And we get asked a lot why an insurance credit score can predict whether someone is likely to be in an accident. Here’s a study: “Empirical Evidence on the Use of Credit Scoring for Predicting Insurance Losses with Psycho-social and Biochemical Explanations” From the study: “The results show that credit scores contain significant information not already incorporated into other traditional rating variables (e.g., age, sex, driving history). We discuss how sensation seeking and self-control theory provide a partial explanation of why credit scoring works (the psycho-social perspective). This article also presents an overview of biological and chemical correlates of risk taking that helps explain why knowing risk-taking behavior in one realm (e.g., risky financial behavior and poor credit history) transits to predicting risk-taking behavior in other realms (e.g., automobile insurance incurred losses).”

Here is a I.I.I. background paper on insurance scores.

 

Florida has passed AOB reform – but will it be enough?

As we noted a few weeks ago, the Florida Senate has passed a bill designed to reform parts of the state’s insurance assignment of benefits (AOB) system. Governor Ron DeSantis has stated that he plans to sign the bill into law. (You can view the Senate version of the bill, SB 122, here).

Florida’s AOB system has long been in dire need of reform.

As we document in our report “Florida’s assignment of benefits crisis”, an assignment of benefits (AOB) is a contract that allows a third party – a contractor, a medical provider, an auto repair shop – to bill an insurance company directly for repairs or other services done for the policyholder.

The process is innocuous and common throughout the country. But as our report notes, Florida’s unique legal system richly rewards plaintiff’s attorneys and vendors when they submit inflated bills to insurance companies and then file lawsuits when those bills are disputed. Tens of thousands of lawsuits.

Reform only addresses property insurance

The new AOB bill is designed to curtail at least some of this abuse by addressing how AOBs can be executed and how plaintiff’s attorneys can be compensated. But it’s important to note that the bill addresses AOBs in property insurance.

For good reason: AOB abuse has been a growing problem in homeowners property insurance.

Other lines also face AOB abuse

However, AOB abuse is not limited to property insurance. As we document in our report, the abuse actually started in personal injury protection (PIP) claims in personal auto insurance and then spread to homeowners following PIP reform in 2012. The abuse also spread into auto glass coverage in the past few years, though there was a decrease in auto glass abuse in 2018.

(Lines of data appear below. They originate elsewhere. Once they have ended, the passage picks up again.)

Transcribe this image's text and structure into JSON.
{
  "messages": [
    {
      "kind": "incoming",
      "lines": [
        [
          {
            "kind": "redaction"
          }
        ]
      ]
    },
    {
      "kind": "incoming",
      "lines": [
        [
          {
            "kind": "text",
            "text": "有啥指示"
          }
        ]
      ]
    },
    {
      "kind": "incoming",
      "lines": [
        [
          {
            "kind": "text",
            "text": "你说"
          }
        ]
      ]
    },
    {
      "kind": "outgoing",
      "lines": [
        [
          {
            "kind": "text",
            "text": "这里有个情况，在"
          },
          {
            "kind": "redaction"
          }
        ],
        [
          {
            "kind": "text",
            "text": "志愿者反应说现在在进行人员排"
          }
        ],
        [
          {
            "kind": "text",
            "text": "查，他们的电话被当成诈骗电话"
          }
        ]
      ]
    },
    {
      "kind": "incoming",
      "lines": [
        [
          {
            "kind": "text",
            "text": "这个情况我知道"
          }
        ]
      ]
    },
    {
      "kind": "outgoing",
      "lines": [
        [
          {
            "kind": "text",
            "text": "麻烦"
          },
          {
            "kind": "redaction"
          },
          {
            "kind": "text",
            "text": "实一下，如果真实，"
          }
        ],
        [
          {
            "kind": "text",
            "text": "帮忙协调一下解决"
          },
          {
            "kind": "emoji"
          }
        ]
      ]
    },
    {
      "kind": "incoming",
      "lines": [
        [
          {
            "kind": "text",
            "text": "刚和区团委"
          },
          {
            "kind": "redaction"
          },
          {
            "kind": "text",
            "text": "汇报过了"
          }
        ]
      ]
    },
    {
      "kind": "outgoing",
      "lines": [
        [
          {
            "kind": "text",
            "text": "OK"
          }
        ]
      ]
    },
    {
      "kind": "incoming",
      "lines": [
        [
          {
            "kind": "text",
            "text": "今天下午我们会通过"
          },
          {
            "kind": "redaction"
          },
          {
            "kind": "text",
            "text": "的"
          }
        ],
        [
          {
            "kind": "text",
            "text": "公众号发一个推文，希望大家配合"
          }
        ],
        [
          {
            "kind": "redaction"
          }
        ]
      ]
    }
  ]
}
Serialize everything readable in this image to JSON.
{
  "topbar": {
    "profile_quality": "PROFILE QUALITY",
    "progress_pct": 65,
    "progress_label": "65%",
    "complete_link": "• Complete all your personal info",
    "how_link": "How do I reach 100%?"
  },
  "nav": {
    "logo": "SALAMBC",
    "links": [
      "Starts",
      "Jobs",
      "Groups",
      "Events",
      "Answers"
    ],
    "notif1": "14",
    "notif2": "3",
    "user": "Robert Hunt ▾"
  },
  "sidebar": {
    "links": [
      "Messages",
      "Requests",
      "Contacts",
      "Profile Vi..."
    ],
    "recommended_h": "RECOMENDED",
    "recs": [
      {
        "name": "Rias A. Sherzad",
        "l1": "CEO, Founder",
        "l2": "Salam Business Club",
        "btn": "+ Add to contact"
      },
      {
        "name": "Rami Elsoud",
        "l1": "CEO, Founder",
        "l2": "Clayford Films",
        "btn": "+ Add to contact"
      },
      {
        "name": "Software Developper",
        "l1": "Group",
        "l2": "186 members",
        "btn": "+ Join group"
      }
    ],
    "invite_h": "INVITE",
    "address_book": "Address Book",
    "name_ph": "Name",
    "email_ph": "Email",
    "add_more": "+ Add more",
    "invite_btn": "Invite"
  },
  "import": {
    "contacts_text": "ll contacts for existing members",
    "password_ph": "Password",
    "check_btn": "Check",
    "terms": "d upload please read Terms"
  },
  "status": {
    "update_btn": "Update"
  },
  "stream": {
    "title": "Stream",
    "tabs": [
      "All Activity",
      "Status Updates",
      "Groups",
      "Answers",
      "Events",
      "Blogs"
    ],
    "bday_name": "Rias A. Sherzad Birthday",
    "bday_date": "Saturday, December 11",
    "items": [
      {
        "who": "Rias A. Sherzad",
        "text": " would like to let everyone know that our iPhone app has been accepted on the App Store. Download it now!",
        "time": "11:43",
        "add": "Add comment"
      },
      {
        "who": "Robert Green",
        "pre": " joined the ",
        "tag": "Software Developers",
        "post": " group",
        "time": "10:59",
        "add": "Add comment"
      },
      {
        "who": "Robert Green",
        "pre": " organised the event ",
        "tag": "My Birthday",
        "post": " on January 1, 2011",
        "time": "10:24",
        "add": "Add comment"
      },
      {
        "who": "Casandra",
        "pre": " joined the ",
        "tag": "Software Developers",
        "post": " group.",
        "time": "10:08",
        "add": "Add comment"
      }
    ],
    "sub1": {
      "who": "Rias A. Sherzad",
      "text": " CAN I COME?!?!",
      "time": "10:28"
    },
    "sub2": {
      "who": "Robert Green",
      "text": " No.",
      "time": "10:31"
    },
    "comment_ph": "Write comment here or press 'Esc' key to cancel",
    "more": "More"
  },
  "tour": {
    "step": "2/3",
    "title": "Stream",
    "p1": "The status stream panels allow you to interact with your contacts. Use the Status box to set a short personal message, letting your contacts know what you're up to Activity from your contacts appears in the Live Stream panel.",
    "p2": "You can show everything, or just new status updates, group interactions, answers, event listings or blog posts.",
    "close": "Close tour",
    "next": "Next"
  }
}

The lesson here is that AOB abuse is not limited to one line of insurance. Indeed, reforms could push abuse into a different line, as was the case with homeowners and auto glass after PIP was reformed.

While reforming AOBs in property insurance could have a significant impact on the problem in Florida, it remains to be seen whether abuse overall will change with reform. Some have argued that the abuse could continue in other lines where the reform doesn’t reach, like auto glass. And perhaps it could move into another line that hasn’t even been abused yet, like businessowners insurance. There are also worries that abusive AOB claims could spike right before the reform comes into effect.

For more information about the scope of the problem, download our report here.